Mortgages Up to $715,000 May Not Be ‘Jumbo’ Anymore

By the Numbers: When a Number Is Worth a Thousand Words

Graphic with house in the center, the figure $715,000, and up arrows

The Balance / Alice Morgan

If you’re in the market for a pricy house, you may now be able to borrow up to $715,000 without the extra costs incurred by oversized “jumbo” loans. 

Multiple mortgage lenders have announced an increased “conforming loan limit” this month in anticipation of an expected November 30 announcement of new 2023 limits by the Federal Housing Finance Agency, the body that sets the rules for government-backed mortgages.

The new limit, which has already kicked in at lenders like Rocket Mortgage, is a 10% bump from the official 2022 conforming loan limit of $647,200. (The limit is based on FHFA’s house price index, which has shot up since the pandemic began as home prices have ballooned. In 2019, it was only $484,350.)

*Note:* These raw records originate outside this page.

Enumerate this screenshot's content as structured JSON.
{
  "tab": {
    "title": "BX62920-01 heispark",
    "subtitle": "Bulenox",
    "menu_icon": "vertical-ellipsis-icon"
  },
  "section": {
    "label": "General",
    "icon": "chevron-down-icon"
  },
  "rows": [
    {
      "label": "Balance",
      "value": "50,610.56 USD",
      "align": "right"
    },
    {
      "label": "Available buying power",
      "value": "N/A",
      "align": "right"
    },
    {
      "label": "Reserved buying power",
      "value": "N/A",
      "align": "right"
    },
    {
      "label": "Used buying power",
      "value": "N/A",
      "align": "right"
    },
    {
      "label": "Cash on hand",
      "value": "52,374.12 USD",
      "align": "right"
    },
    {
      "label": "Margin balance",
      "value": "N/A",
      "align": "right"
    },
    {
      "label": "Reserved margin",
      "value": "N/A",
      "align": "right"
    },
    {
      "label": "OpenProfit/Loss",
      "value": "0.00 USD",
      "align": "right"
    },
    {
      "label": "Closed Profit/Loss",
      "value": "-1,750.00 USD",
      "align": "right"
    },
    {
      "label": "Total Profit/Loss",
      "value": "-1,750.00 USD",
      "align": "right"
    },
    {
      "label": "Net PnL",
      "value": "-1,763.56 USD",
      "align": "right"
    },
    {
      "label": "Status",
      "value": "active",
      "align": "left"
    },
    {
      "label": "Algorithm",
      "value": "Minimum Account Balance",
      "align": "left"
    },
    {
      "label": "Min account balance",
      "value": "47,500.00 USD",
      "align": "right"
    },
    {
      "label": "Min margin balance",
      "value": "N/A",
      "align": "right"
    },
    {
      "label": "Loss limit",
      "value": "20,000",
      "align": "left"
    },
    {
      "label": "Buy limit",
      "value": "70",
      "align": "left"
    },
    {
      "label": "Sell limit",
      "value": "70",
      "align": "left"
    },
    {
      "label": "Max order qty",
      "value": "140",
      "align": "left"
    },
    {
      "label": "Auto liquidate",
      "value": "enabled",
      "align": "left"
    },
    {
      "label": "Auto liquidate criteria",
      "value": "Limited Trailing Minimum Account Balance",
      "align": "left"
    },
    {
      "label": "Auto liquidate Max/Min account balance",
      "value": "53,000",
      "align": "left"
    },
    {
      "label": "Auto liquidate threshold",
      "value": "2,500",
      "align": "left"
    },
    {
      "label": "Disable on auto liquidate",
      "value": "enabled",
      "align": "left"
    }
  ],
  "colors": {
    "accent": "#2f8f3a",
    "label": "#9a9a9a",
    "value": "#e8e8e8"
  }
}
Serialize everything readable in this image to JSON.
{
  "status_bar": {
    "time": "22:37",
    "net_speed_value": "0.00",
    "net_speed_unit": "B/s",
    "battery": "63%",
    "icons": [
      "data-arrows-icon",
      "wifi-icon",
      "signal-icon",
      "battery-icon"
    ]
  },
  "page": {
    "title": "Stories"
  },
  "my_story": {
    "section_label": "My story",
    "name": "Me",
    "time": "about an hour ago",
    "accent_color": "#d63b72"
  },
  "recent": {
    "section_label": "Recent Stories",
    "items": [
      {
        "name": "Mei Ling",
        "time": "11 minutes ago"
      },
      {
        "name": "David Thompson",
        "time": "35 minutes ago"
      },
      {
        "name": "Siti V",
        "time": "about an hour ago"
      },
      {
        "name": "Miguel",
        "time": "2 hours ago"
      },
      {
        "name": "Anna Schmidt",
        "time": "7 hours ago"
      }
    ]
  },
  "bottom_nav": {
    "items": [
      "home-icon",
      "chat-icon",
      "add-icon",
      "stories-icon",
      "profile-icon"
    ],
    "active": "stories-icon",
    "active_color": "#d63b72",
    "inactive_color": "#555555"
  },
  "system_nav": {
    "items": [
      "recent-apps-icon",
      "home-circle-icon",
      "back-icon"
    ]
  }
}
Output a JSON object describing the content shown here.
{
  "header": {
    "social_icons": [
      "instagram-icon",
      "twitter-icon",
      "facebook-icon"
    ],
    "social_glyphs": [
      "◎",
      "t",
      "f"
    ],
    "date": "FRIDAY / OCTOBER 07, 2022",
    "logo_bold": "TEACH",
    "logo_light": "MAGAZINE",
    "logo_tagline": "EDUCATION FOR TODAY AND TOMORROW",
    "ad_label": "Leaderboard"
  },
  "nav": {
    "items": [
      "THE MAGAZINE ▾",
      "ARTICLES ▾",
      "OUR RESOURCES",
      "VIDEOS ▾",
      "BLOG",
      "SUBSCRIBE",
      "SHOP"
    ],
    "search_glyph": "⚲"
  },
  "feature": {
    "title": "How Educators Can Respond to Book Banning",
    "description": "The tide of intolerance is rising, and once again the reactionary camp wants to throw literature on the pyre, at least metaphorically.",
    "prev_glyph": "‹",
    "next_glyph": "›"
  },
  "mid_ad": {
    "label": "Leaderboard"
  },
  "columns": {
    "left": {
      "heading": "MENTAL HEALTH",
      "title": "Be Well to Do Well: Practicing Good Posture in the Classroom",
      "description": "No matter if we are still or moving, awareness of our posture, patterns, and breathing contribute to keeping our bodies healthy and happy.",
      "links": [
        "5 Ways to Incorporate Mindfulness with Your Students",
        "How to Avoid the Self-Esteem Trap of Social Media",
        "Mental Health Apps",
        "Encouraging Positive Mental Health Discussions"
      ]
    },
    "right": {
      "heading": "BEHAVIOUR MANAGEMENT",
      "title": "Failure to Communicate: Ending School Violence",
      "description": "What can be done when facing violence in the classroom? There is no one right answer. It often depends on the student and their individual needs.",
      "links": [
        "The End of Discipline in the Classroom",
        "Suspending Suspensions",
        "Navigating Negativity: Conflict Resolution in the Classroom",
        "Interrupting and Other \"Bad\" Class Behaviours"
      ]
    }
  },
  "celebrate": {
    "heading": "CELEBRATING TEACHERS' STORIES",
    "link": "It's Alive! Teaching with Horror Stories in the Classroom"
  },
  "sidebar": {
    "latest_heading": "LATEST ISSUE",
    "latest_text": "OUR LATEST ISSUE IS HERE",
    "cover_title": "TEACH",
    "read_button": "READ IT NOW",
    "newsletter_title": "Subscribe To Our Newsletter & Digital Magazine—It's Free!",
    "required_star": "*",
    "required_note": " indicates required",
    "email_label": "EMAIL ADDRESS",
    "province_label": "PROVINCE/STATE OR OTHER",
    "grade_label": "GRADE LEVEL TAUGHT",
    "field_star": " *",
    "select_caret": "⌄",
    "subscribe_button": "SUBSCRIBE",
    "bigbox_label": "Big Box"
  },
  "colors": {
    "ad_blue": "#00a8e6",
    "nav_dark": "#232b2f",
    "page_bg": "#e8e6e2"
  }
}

What’s more, in certain high-cost markets like Alaska and Hawaii, lenders have bumped the limit to nearly $1.1 million, clearing seven figures for the first time ever.

Conforming loans are easier and cheaper to get because they are backed by Fannie Mae and Freddie Mac, the government-sponsored companies that purchase them from lenders. So-called jumbo loans exceeding these limits often come with more scrutiny and closing costs, not to mention higher interest rates.  

Have a question, comment, or story to share? You can reach Diccon at

Was this page helpful?
The Balance uses only high-quality sources, including peer-reviewed studies, to support the facts within our articles. Read our editorial process to learn more about how we fact-check and keep our content accurate, reliable, and trustworthy.
  1. Federal Housing Finance Agency. “FHFA Announces Maximum Conforming Loan Limits for 2019.”

Related Articles